--- Entries provided ---
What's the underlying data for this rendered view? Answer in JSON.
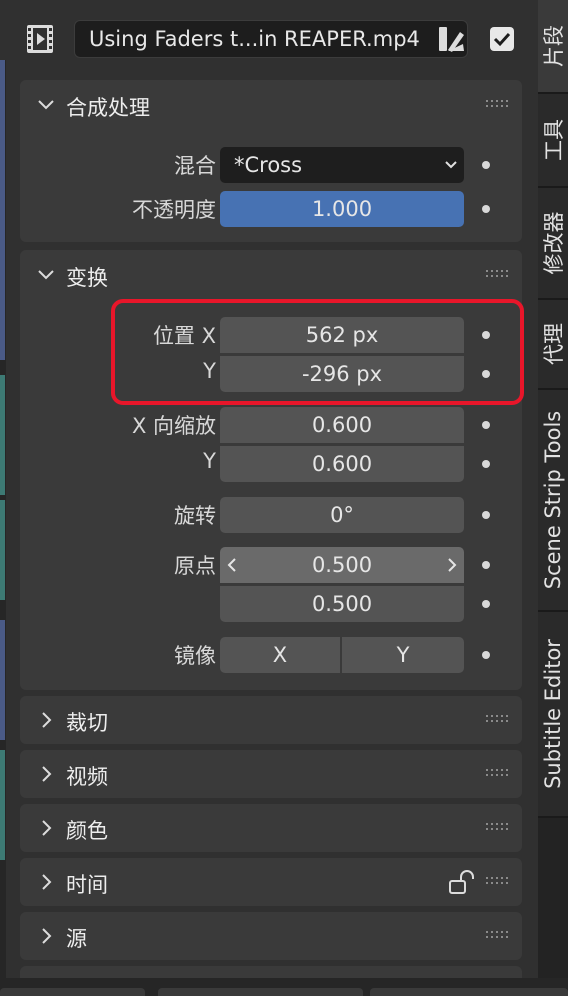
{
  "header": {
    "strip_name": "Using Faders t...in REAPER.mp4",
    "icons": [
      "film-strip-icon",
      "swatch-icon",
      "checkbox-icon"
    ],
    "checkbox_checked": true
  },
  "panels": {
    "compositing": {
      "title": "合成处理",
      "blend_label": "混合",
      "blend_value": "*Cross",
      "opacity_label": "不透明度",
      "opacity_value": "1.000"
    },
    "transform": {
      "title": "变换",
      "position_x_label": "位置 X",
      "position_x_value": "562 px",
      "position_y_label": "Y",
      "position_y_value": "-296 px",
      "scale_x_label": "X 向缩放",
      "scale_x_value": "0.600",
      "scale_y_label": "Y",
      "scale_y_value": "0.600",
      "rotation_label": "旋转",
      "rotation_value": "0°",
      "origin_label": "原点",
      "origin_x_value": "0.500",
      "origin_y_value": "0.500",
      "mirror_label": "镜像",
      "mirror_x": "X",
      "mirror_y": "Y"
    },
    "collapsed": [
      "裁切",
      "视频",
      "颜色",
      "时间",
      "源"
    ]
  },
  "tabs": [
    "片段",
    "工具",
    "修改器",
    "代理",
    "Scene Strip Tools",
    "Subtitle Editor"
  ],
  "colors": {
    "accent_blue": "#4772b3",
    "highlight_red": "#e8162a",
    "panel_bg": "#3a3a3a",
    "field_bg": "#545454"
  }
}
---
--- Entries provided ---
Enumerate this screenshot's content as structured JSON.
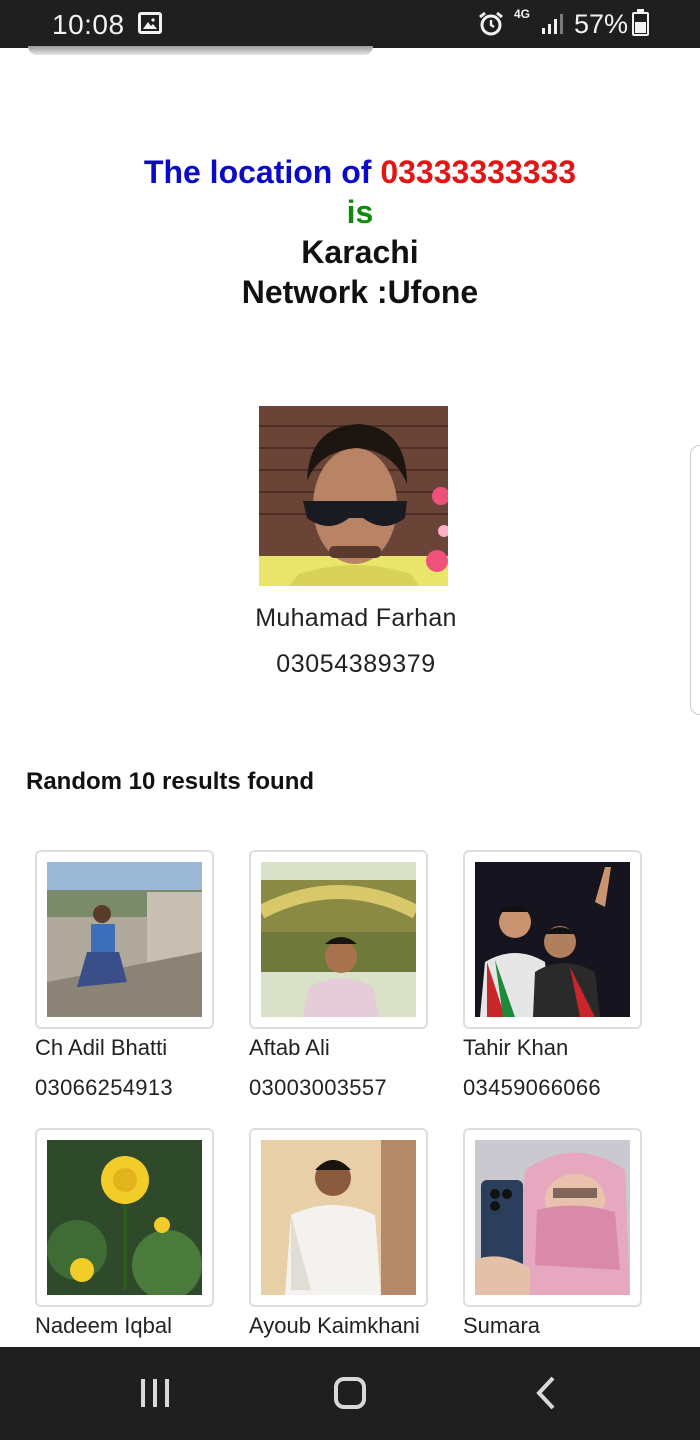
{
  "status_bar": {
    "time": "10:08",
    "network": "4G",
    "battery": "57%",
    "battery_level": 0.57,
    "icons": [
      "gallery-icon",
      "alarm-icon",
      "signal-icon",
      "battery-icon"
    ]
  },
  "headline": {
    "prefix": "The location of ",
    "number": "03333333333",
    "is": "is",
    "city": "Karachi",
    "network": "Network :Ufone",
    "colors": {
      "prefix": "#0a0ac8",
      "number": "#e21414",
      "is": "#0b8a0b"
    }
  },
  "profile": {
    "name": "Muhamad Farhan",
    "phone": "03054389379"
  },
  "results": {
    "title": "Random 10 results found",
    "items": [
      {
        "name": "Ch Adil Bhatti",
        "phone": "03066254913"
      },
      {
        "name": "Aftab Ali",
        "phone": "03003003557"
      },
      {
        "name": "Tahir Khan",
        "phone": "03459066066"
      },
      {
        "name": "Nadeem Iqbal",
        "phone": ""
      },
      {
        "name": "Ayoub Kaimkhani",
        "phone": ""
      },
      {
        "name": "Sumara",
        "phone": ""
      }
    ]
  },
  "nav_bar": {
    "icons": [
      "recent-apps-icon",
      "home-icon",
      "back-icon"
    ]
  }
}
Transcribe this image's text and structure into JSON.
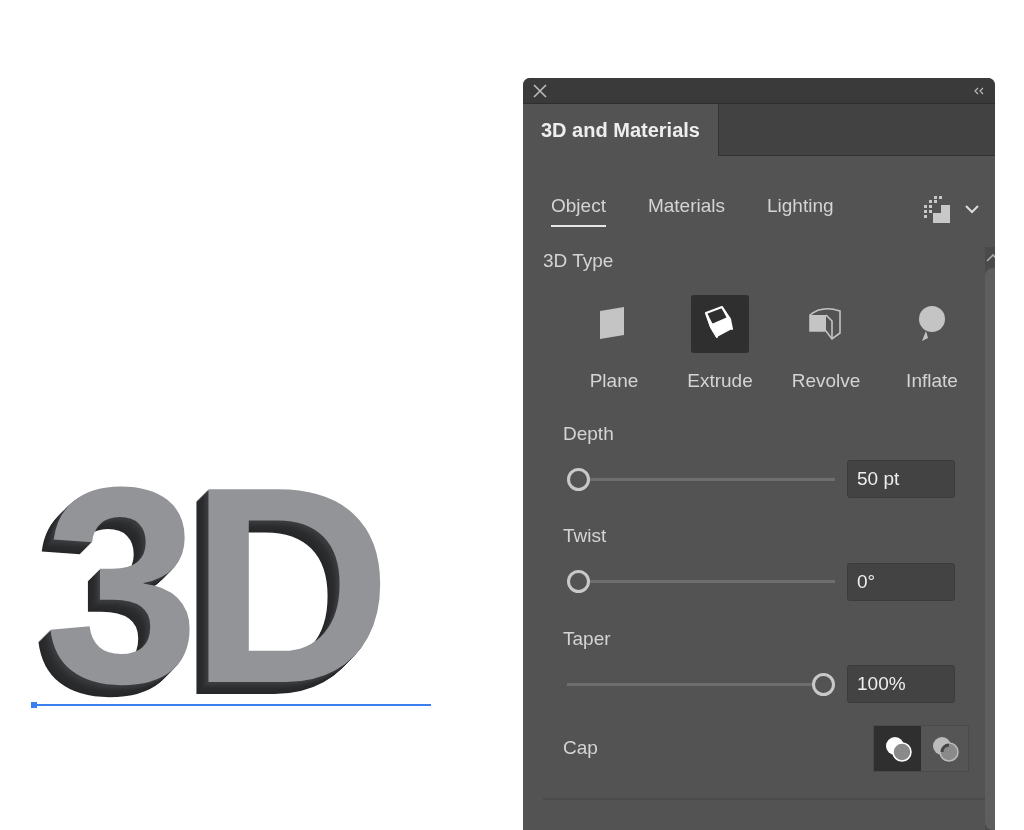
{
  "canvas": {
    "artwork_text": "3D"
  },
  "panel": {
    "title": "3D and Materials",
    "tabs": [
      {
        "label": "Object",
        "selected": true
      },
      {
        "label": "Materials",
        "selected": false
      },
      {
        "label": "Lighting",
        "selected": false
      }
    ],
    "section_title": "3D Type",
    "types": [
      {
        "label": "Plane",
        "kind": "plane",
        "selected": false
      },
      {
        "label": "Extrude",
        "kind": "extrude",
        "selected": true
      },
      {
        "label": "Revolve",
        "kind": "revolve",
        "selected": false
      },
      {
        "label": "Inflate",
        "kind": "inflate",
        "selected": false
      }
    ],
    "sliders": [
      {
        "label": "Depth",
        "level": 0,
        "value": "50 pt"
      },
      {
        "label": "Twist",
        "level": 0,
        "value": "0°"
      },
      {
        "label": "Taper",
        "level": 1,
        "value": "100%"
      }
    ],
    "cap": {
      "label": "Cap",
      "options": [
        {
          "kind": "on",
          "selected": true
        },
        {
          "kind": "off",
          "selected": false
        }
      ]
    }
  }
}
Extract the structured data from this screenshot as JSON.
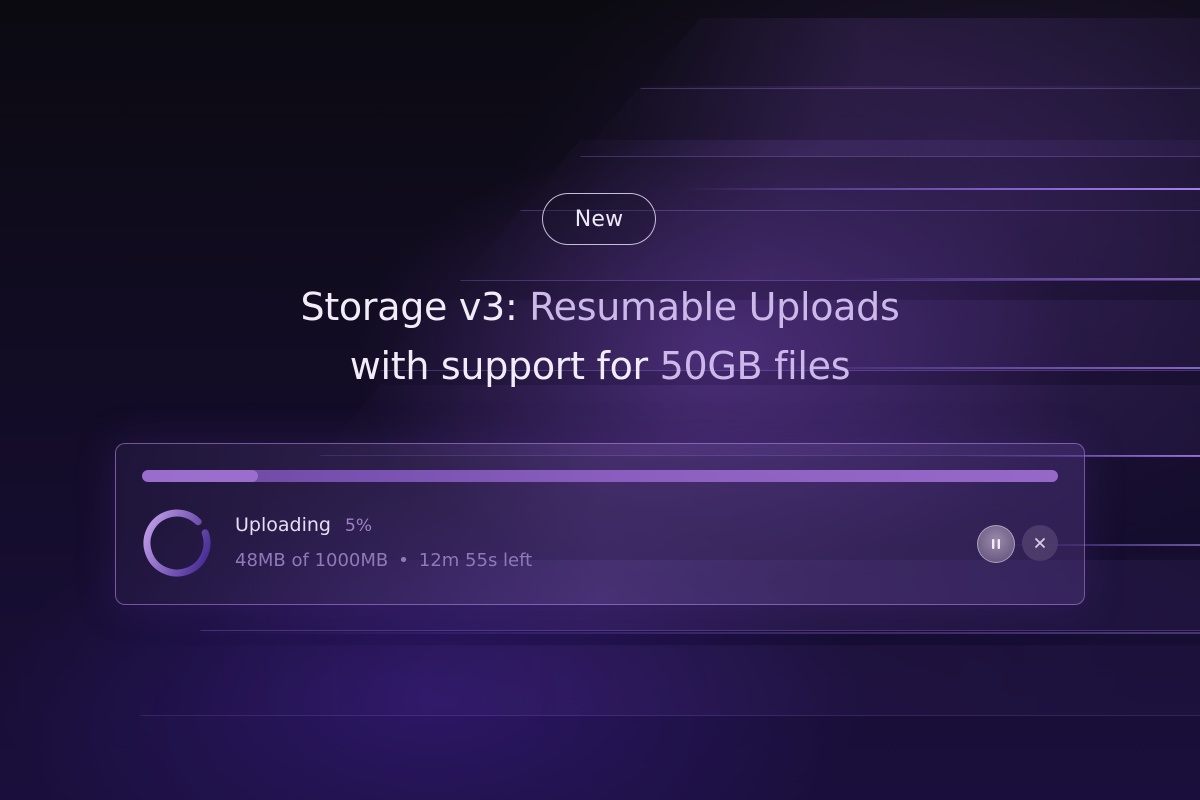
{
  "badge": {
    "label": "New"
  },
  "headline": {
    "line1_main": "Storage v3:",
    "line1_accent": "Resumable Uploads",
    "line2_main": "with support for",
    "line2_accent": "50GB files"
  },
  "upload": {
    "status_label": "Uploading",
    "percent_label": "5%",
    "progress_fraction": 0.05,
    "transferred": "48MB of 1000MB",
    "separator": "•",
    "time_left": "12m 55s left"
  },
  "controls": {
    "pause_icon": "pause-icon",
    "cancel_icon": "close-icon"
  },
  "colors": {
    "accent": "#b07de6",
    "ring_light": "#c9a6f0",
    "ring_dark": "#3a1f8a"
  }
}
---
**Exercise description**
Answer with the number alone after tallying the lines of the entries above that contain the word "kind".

**Output**
6